* Task statement:
Using the entries below, show all lines with the string "radio".
=====
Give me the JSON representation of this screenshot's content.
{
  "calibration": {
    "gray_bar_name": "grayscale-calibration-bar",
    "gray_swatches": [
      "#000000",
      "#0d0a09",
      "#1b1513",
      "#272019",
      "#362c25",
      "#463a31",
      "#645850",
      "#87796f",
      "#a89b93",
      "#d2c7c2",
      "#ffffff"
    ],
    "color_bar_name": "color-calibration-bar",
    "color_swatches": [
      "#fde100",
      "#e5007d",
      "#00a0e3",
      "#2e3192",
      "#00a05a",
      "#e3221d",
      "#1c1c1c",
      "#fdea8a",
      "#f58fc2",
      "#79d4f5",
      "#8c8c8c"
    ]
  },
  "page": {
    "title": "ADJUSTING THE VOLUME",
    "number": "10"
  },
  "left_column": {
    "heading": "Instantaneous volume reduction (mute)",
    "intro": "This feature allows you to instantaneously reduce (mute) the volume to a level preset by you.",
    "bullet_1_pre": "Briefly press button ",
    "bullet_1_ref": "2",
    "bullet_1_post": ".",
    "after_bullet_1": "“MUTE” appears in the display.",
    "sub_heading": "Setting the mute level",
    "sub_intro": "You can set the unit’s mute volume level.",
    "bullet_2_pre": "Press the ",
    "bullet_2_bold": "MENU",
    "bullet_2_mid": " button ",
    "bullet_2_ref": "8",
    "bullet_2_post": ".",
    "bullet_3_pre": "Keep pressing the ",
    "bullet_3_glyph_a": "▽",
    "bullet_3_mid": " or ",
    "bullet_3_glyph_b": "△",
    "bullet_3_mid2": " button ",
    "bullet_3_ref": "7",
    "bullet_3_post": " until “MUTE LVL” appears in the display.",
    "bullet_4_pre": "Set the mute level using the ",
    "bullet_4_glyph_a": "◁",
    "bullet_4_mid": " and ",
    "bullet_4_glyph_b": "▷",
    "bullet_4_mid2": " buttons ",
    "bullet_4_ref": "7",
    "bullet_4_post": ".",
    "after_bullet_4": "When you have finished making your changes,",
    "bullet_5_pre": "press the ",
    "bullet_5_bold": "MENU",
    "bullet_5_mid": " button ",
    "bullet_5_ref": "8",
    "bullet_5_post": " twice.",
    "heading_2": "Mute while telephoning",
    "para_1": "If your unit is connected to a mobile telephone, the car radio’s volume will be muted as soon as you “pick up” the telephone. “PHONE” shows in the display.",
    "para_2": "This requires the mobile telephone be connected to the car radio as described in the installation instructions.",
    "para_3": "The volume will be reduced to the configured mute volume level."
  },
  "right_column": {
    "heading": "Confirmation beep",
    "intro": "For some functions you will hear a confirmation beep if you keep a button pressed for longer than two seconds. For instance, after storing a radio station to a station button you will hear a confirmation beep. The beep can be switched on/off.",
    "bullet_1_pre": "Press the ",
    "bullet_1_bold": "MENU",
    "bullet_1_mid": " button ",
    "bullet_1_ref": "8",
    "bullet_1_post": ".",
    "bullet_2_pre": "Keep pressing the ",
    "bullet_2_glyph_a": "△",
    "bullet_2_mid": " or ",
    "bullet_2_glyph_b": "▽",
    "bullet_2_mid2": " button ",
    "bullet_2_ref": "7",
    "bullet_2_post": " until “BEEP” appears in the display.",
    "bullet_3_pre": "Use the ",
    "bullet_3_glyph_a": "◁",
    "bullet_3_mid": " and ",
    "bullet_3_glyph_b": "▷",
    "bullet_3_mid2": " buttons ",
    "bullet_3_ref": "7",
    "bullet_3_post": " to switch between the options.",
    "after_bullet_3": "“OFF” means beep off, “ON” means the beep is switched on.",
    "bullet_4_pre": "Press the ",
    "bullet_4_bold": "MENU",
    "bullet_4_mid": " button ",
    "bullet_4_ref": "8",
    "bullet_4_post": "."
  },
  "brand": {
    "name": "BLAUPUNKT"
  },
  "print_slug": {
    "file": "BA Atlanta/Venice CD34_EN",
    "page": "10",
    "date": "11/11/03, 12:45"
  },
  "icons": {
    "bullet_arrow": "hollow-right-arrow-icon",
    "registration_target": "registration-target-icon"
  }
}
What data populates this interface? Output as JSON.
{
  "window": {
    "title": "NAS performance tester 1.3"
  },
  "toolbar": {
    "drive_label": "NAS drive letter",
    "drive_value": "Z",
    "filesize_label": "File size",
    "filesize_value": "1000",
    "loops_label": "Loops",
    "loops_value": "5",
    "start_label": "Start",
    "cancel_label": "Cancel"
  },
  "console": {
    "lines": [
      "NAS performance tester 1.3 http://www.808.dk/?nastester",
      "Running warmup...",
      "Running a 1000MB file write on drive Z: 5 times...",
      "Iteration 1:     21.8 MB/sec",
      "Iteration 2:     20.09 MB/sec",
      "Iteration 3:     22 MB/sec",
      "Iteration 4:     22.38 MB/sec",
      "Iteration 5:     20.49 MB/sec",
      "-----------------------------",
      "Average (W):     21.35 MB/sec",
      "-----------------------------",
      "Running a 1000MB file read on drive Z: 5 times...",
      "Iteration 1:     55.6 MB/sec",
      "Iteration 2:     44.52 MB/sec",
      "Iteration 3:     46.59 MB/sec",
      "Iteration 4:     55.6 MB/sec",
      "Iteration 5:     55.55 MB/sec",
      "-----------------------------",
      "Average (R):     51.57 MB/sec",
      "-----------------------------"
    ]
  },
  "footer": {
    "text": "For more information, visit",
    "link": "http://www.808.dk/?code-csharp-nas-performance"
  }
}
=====
* Solved problem:
    "para_1": "If your unit is connected to a mobile telephone, the car radio’s volume will be muted as soon as you “pick up” the telephone. “PHONE” shows in the display.",
    "para_2": "This requires the mobile telephone be connected to the car radio as described in the installation instructions.",
    "intro": "For some functions you will hear a confirmation beep if you keep a button pressed for longer than two seconds. For instance, after storing a radio station to a station button you will hear a confirmation beep. The beep can be switched on/off.",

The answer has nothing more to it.